          • Cooling is one of the factors that work to change water vapor into a liquid state.
        • Clouds
          • In the clouds, water changes into different states of water which can lead to precipitation .
    • 8. Precipitation
      • Precipitation occurs when water droplets in clouds accumulate and fall to the Earth.
        • Rain
          • Rain is water that is condensed from vapor in the atmosphere and falls in drops from clouds.
        • Snow
          • Snow is water vapor in the atmosphere that has frozen into ice crystals and then falls to the ground in the form of flakes.
    • 9. Runoff
      • Water that is not absorbed into the soil and flows on land into surface waters is called runoff .
        • Runoff can flow from mountains and in to rivers, streams, and oceans.

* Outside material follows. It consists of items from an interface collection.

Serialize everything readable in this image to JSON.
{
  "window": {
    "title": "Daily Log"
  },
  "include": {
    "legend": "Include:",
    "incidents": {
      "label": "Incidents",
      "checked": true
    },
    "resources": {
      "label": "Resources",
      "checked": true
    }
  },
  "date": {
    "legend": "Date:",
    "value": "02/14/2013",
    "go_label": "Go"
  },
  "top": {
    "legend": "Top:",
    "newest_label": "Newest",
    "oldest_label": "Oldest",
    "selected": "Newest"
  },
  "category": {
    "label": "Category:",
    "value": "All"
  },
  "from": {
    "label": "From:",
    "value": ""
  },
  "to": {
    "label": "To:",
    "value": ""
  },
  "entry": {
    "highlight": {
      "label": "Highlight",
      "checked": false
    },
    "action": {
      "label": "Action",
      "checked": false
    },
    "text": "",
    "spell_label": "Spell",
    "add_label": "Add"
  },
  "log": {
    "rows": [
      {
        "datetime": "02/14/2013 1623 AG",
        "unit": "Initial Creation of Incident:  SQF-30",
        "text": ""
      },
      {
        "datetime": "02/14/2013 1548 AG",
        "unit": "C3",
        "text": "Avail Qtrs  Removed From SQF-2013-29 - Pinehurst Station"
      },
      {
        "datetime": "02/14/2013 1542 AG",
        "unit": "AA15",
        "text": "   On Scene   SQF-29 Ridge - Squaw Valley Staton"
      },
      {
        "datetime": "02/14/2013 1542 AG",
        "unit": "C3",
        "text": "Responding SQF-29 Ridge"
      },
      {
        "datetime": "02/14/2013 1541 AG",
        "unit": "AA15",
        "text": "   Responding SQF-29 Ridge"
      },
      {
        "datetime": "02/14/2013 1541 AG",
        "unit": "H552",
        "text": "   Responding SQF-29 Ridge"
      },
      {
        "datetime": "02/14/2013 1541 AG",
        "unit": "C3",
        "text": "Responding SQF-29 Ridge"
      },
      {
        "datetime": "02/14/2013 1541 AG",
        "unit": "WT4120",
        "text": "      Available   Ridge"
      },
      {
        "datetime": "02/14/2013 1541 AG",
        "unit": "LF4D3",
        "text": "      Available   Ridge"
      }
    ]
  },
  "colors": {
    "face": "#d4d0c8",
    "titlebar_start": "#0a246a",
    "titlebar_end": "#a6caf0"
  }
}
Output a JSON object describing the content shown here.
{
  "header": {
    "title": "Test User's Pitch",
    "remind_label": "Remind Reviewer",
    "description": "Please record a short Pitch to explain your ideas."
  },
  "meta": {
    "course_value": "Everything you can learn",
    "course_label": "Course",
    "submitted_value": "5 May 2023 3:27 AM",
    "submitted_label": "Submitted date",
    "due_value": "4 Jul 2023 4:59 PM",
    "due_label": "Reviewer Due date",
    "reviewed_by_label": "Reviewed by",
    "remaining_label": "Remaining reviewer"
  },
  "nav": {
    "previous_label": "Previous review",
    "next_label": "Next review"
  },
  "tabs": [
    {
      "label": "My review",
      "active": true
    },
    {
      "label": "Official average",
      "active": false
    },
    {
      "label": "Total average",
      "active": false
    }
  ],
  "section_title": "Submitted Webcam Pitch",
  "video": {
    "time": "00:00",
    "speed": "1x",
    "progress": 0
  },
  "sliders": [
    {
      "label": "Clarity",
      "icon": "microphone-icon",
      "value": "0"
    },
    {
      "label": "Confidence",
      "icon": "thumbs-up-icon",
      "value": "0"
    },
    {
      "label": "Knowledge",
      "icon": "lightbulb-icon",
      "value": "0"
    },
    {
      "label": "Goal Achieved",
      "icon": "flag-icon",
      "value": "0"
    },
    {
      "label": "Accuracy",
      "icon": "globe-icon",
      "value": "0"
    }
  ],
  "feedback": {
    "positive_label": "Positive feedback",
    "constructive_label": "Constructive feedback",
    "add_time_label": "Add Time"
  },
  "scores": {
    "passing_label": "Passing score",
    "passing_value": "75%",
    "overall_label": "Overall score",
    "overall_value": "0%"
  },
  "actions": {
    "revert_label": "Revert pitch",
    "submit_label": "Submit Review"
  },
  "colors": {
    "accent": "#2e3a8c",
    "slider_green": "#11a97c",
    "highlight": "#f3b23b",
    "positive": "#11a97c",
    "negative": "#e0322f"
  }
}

      • Runoff can be collected into reservoirs
        • A reservoir is a lake (natural or artificial) or tank for storing water.

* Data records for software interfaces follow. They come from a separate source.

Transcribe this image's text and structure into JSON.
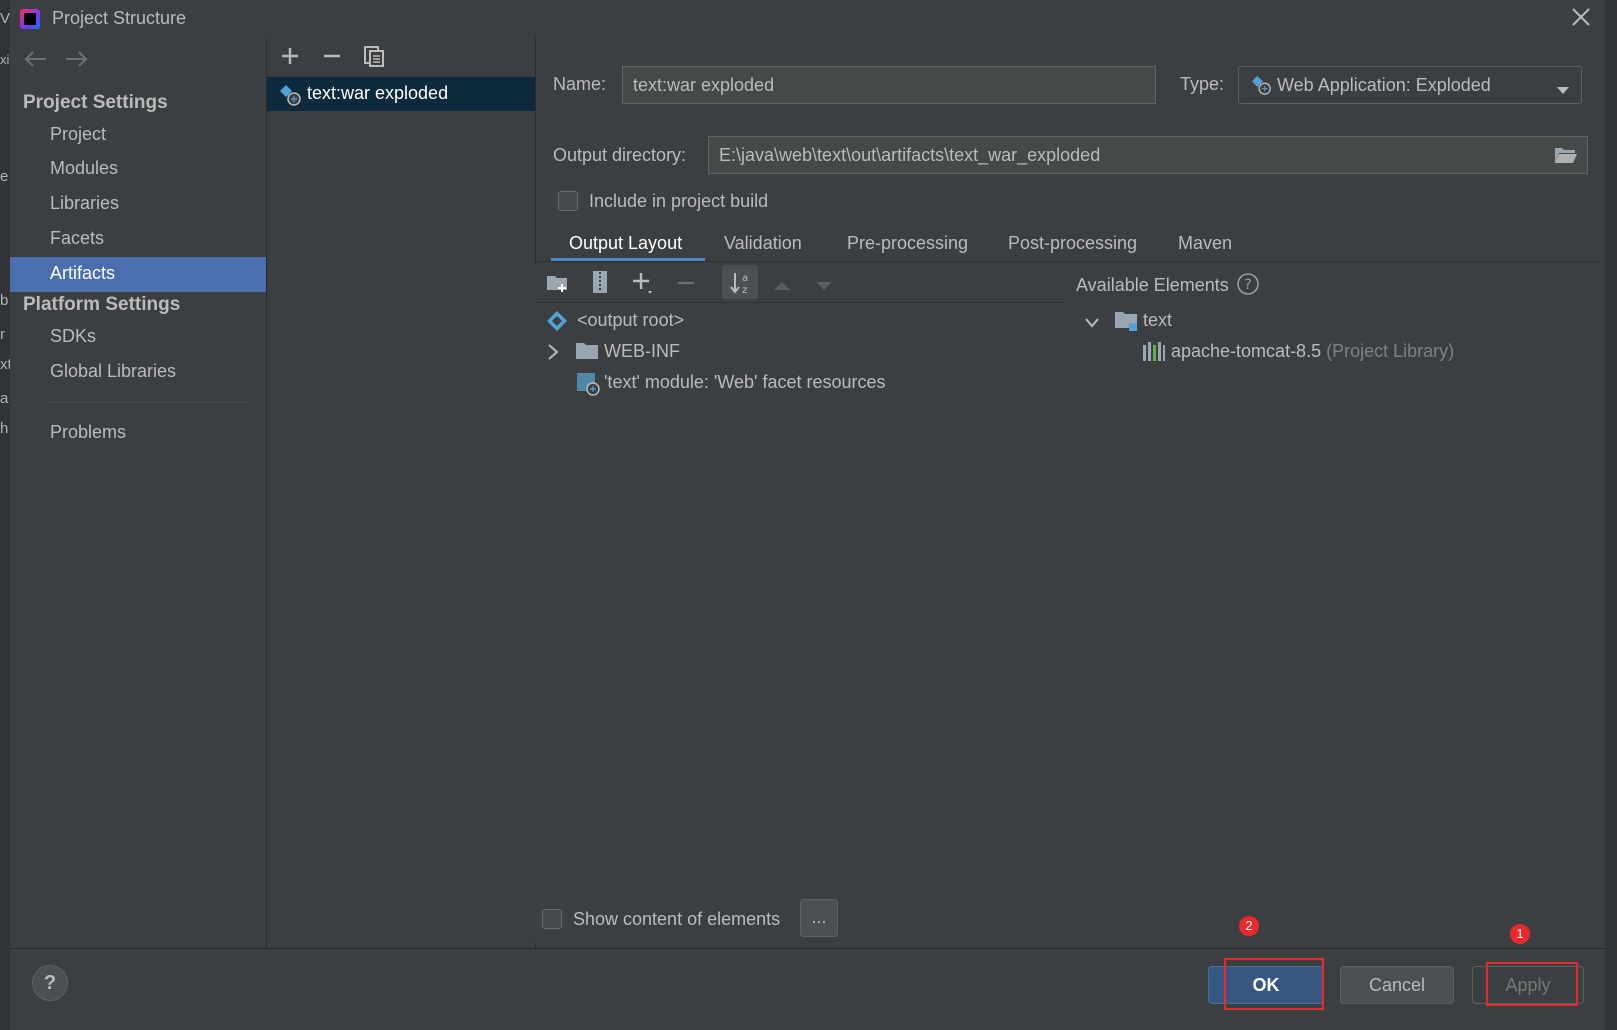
{
  "window": {
    "title": "Project Structure"
  },
  "edge_fragments": [
    "V",
    "xi",
    "e",
    "b",
    "r",
    "xt",
    "a",
    "h"
  ],
  "nav": {
    "back_icon": "arrow-left-icon",
    "forward_icon": "arrow-right-icon",
    "project_settings_label": "Project Settings",
    "project_settings_items": [
      "Project",
      "Modules",
      "Libraries",
      "Facets",
      "Artifacts"
    ],
    "selected": "Artifacts",
    "platform_settings_label": "Platform Settings",
    "platform_settings_items": [
      "SDKs",
      "Global Libraries"
    ],
    "problems_label": "Problems"
  },
  "artifact_list": {
    "items": [
      "text:war exploded"
    ]
  },
  "form": {
    "name_label": "Name:",
    "name_value": "text:war exploded",
    "type_label": "Type:",
    "type_value": "Web Application: Exploded",
    "output_dir_label": "Output directory:",
    "output_dir_value": "E:\\java\\web\\text\\out\\artifacts\\text_war_exploded",
    "include_build_label": "Include in project build",
    "include_build_checked": false
  },
  "tabs": [
    "Output Layout",
    "Validation",
    "Pre-processing",
    "Post-processing",
    "Maven"
  ],
  "active_tab": "Output Layout",
  "output_tree": {
    "root": "<output root>",
    "children": [
      "WEB-INF",
      "'text' module: 'Web' facet resources"
    ]
  },
  "available": {
    "label": "Available Elements",
    "root": "text",
    "library_name": "apache-tomcat-8.5",
    "library_suffix": "(Project Library)"
  },
  "show_content_label": "Show content of elements",
  "more_label": "...",
  "buttons": {
    "help": "?",
    "ok": "OK",
    "cancel": "Cancel",
    "apply": "Apply"
  },
  "annotations": {
    "apply_badge": "1",
    "ok_badge": "2"
  },
  "colors": {
    "background": "#3c3f41",
    "selection": "#4b6eaf",
    "list_selection": "#0d293e",
    "accent_tab": "#4a88c7",
    "ok_button": "#365880",
    "annotation_red": "#e8292d"
  }
}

    • 10. Earth’s Reservoirs
      • The Earth has many reservoirs for storing water. Oceans, lakes, rivers, and streams are natural reservoirs. There are also artificial reservoirs such as tanks that are also efficient reservoirs. Most of the Earth’s water is stored in oceans, but the majority of Earth’s freshwater is stored in glaciers.
    • 11.  
    • 12. How We Relate to the Water Cycle
      • We Are Made of Water
      • Amount of Water We Use
      • Graph of Water We’ve Used
    • 13. We Are Made of Water
      • Water is important to all living things; up to 60 percent of the human body is made of water.
      • The cells in our body are full of water. The ability of water to dissolve so many substances, allows our cells to use and break down nutrients, minerals, and chemicals in our bodies.
      • Water can transports waste material out of our bodies.
    • 14. Amount of Water We Use
      • In 1995, the United States used about 341 billion gallons of fresh water each day. To understand the Nation's water use, look at what we use water for everyday…
    • 15. Amount of Water We Have Used
    • 16. Facts About the Water Cycle
      • Michigan was, at one time, covered by glaciers.
      • The Sun is the “battery” in the water cycle.
      • Density is a property of water that changes with its states.
        • When ice cubes float in water, it can be said that ice cubes are less dense than water.
    • 17. Summary of the Water Cycle
      • The water cycle is a balanced system that is unending. Many processes that are involved in the system help to replenish it including condensation, evaporation, precipitation, and runoff. It is important to appreciate the water cycle, but remember to always conserve water.
    • 18. Bibliography
      • Water Cycle. 24 Feb. 2002 <http://www.epa.gov/OGWDW/kids/cycle.html>.
      • Water Science for Schools . 26 Feb. 2002 <http://ga.water.usgs.gov/edu/index.html>.
      • “ Runoff.” Microsoft Encarta . 26 Feb. 2002 <http://encarta.msn.com/reference/>.
      • “ Reservoirs.” Microsoft Encarta. 26 Feb. 2002 <http://encarta.msn.com/reference/>.
      • http://ga.water.usgs.gov/edu/index.html